What does the word haptics mean to you? What about physiognomy? What does it matter? Chances are that a good number of you feel that I am “showing off” by asking and that I’m hoping you don’t know the answer so that I appear intelligent. The truth is that’s not the case at all, but how would you know? Why has that misunderstanding arisen in the first place?
Maybe if I had had the opportunity to use haptics (the expression of meaning through touch) or you had been able to use physiognomy (the reading of my expression), along with the other variations of “body language” or non-verbal communication (NVC), you may have “heard” the question in a completely different way.
We all use our bodies and expressions to communicate with the world. Sometimes they support our speech, sometimes they convey whole messages in themselves, but do we really understand what every BODY is saying? If we are in doubt about the message we are hearing, which takes precedence – speech or actions? Are YOU prioritising the right one? Why is that so important?
Our ability to ‘read’ each other properly either limits or enhances our relationship with the world, whether we are communicating with our partners, family, friends, colleagues or complete strangers. Efficient use of body language eliminates unnecessary misunderstandings and enables us to feel the elation, sadness, passion, disgust and every other emotion portrayed by another, and allows them to do the same. A good deal of our ability to interpret body language is sub-conscious and, as with all natural skills, differs slightly between individuals, but we all ‘mirror’ each other. When you smile, so does your conversational partner; when they frown, so do you!
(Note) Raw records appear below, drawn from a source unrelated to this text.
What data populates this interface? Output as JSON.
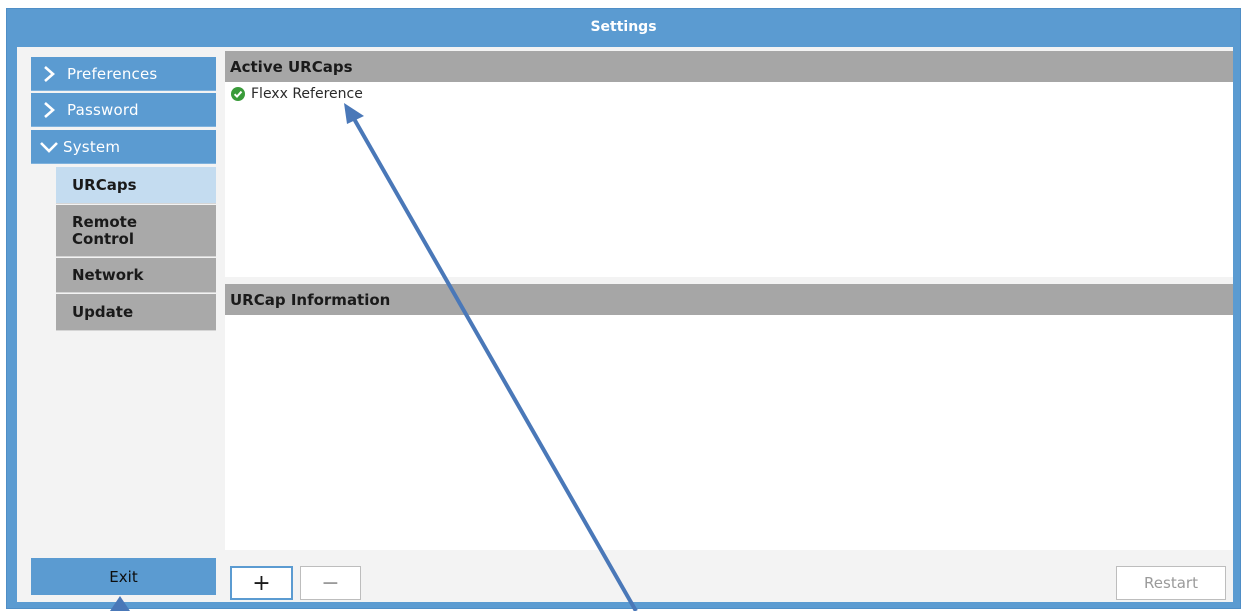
{
  "window": {
    "title": "Settings"
  },
  "sidebar": {
    "sections": [
      {
        "label": "Preferences",
        "expanded": false,
        "icon": "chevron-right-icon"
      },
      {
        "label": "Password",
        "expanded": false,
        "icon": "chevron-right-icon"
      },
      {
        "label": "System",
        "expanded": true,
        "icon": "chevron-down-icon"
      }
    ],
    "system_items": [
      {
        "label": "URCaps",
        "active": true
      },
      {
        "label": "Remote Control",
        "active": false
      },
      {
        "label": "Network",
        "active": false
      },
      {
        "label": "Update",
        "active": false
      }
    ],
    "exit_label": "Exit"
  },
  "main": {
    "active_header": "Active URCaps",
    "urcaps": [
      {
        "name": "Flexx Reference",
        "status": "active",
        "icon": "check-circle-icon"
      }
    ],
    "info_header": "URCap Information",
    "info_text": ""
  },
  "toolbar": {
    "add_label": "+",
    "remove_label": "−",
    "restart_label": "Restart"
  },
  "colors": {
    "accent": "#5b9bd1",
    "active_item": "#c4dcf0",
    "inactive_item": "#a9a9a9",
    "header_gray": "#a6a6a6",
    "status_ok": "#3a9b3a",
    "annotation_arrow": "#4a78b8"
  }
}
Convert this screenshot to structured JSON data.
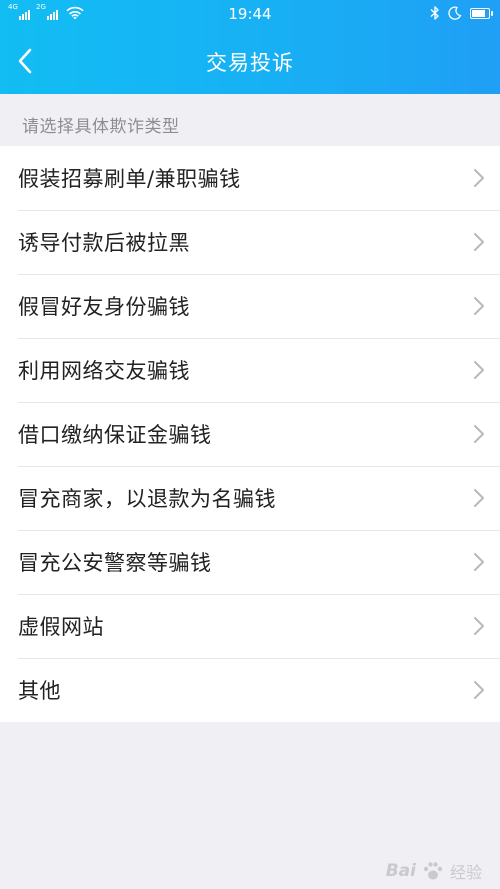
{
  "status_bar": {
    "network_left": "4G",
    "network_right": "2G",
    "time": "19:44",
    "icons": [
      "signal-icon",
      "signal-icon",
      "wifi-icon",
      "bluetooth-icon",
      "moon-icon",
      "battery-icon"
    ]
  },
  "header": {
    "title": "交易投诉",
    "background_colors": [
      "#12bdf3",
      "#1f9ff5"
    ]
  },
  "section": {
    "label": "请选择具体欺诈类型"
  },
  "items": [
    {
      "label": "假装招募刷单/兼职骗钱"
    },
    {
      "label": "诱导付款后被拉黑"
    },
    {
      "label": "假冒好友身份骗钱"
    },
    {
      "label": "利用网络交友骗钱"
    },
    {
      "label": "借口缴纳保证金骗钱"
    },
    {
      "label": "冒充商家，以退款为名骗钱"
    },
    {
      "label": "冒充公安警察等骗钱"
    },
    {
      "label": "虚假网站"
    },
    {
      "label": "其他"
    }
  ],
  "watermark": {
    "brand": "Bai",
    "suffix": "经验"
  }
}
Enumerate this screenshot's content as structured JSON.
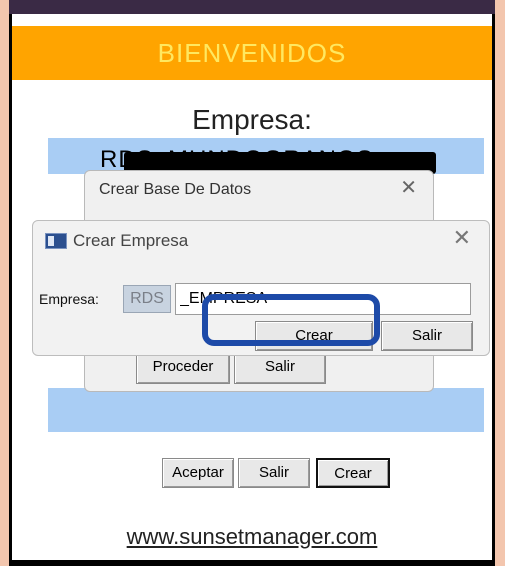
{
  "banner": {
    "title": "BIENVENIDOS"
  },
  "company": {
    "label": "Empresa:",
    "name_visible": "RDS_MUNDOGRANOS"
  },
  "back_dialog": {
    "title": "Crear Base De Datos",
    "proceed_label": "Proceder",
    "exit_label": "Salir"
  },
  "front_dialog": {
    "title": "Crear Empresa",
    "field_label": "Empresa:",
    "prefix": "RDS",
    "field_value": "_EMPRESA",
    "create_label": "Crear",
    "exit_label": "Salir"
  },
  "bottom_buttons": {
    "accept_label": "Aceptar",
    "exit_label": "Salir",
    "create_label": "Crear"
  },
  "footer": {
    "website": "www.sunsetmanager.com"
  },
  "colors": {
    "banner": "#ffa400",
    "banner_text": "#ffe860",
    "band": "#a9cdf4",
    "highlight": "#1d4aa8"
  }
}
Have you ever fought not to yawn, just because you saw someone else yawn? Some of you will be trying not to yawn now and you’ve only read the word – that’s how powerful it is!
Body language is an instinctive skill, but it can be taught and enhanced too. As a police officer, I was trained to read non-verbal communication, not only in order to spot “tells” that reveal a liar, but probably – more importantly – to spot the tell-tale signs of aggression, in order to practice some self-preservation. I found the whole subject so fascinating that it became a lifelong interest. The problem is, of course, that many people learn body language in order to influence us more than they normally could. Royalty, politicians, celebrities and the like are often trained to “perform” in every conversation or public appearance. They “act” in everyday life in order to portray certain messages, or indeed to hide others. Do you know what to look for when world leaders are trying to tell us something? Are they lying? Do they believe what they are saying themselves?
Sometimes our managers, colleagues, friends and family may be playing power games with us. The world is competitive and some will try to influence our behaviour in order to stay one step ahead. What signals could you look for to see when someone is less than sincere? Are they powerful or are they actually defensive due to their fear of you? When someone does employ “powerplay” tactics in their handshake or seating position, what can you do to counter their behaviour and regain balance?
Body language is easy to learn, fun to practice and can enhance your understanding of the world and others of you. What could you do with enhanced communication skills?